Readers of ThePour Fool will find it not at all surprising to discver that I think Deschutes Brewery may have just done it.

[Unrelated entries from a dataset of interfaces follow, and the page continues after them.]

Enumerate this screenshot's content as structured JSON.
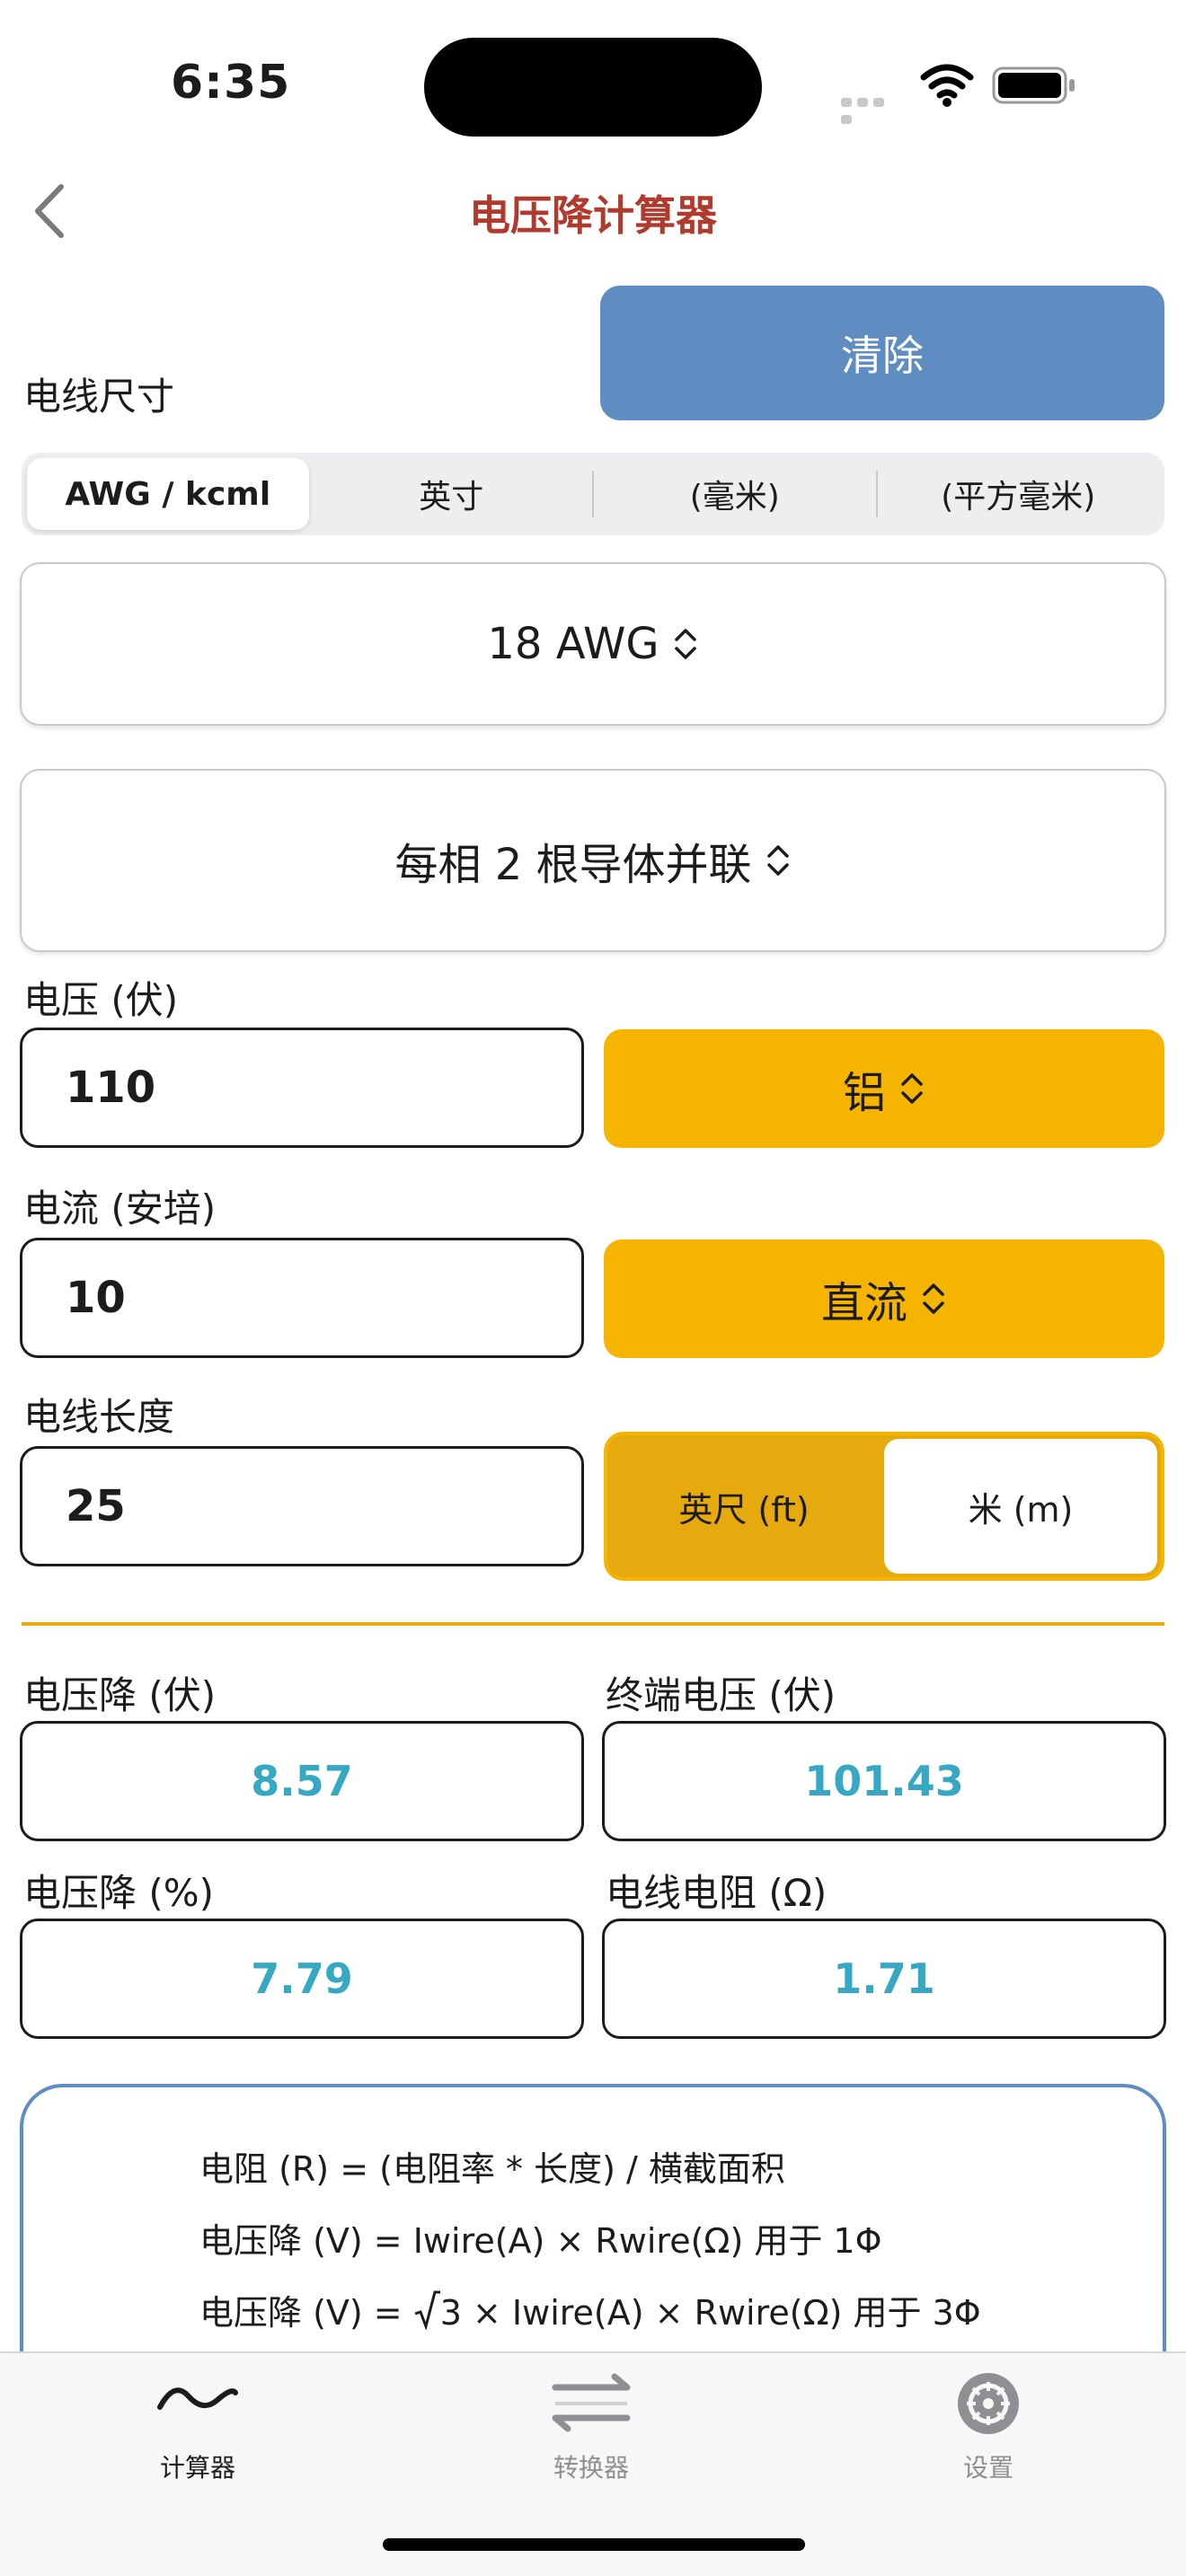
{
  "status": {
    "time": "6:35"
  },
  "nav": {
    "title": "电压降计算器"
  },
  "clear_label": "清除",
  "wire_size": {
    "label": "电线尺寸",
    "tabs": [
      "AWG / kcml",
      "英寸",
      "(毫米)",
      "(平方毫米)"
    ],
    "selected_tab": 0,
    "gauge": "18 AWG",
    "parallel": "每相 2 根导体并联"
  },
  "voltage": {
    "label": "电压 (伏)",
    "value": "110",
    "material": "铝"
  },
  "current": {
    "label": "电流 (安培)",
    "value": "10",
    "type": "直流"
  },
  "length": {
    "label": "电线长度",
    "value": "25",
    "units": [
      "英尺 (ft)",
      "米 (m)"
    ],
    "selected_unit": 1
  },
  "results": {
    "drop_v_label": "电压降 (伏)",
    "drop_v": "8.57",
    "end_v_label": "终端电压 (伏)",
    "end_v": "101.43",
    "drop_pct_label": "电压降 (%)",
    "drop_pct": "7.79",
    "resistance_label": "电线电阻 (Ω)",
    "resistance": "1.71"
  },
  "formulas": {
    "f1": "电阻 (R) = (电阻率 * 长度) / 横截面积",
    "f2": "电压降 (V) = Iwire(A) × Rwire(Ω) 用于 1Φ",
    "f3_pre": "电压降 (V) = ",
    "f3_post": "3 × Iwire(A) × Rwire(Ω) 用于 3Φ"
  },
  "tabbar": {
    "items": [
      {
        "label": "计算器",
        "icon": "sine-wave-icon",
        "color": "#1c1c1e"
      },
      {
        "label": "转换器",
        "icon": "swap-arrows-icon",
        "color": "#8e8e93"
      },
      {
        "label": "设置",
        "icon": "gear-icon",
        "color": "#8e8e93"
      }
    ]
  },
  "colors": {
    "accent_yellow": "#f4b400",
    "clear_blue": "#5f8dc1",
    "title_red": "#b03a2e",
    "result_cyan": "#37a8c4"
  }
}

hopzeit-ingredientsFor several years now, ever since its inception, one of my favorite PNW beers to just sit and sip and enjoy has been No-Li Brewhouse’s brilliant “Spin Cycle” Red, formerly called “Crystal Bitter”, an inspired cross-cultural mash-up of ingredients and techniques from the German, British, and American brewing traditions. Using Northwest hops, German malts, and a lager-style fermentation, “Spin Cycle” has always tasted like nothing else. It vaguely reminds me of my all-time favorite fall seasonal beer, Deschutes “Jubelale”, but with less of a hops presence and a little lighter body. It took home a Gold Medal from GABF in 2012, and won golds at both the 2016 Australian International Beer Awards and 2012 Japan International Beer Competition. And it richly deserved all of those. Spin is a gorgeous, coppery, mouth-filling juggling act of lightness and intensity. It’s coming home with me about four out of every ten times I go to a beer shop and is just so flat-out satisfying and delicious that I’ve become a bit evangelical about it, buying and pouring at least two cases of it over the past few years at organized beer tastings. The ONLY thing I have even found to criticize Spin Cycle for is its hops content, which is moderate and balanced but just a tad, just a whisker, less than I would have liked. Continue reading “Deschutes “Hopzeit”: Cross-Cultural Cool”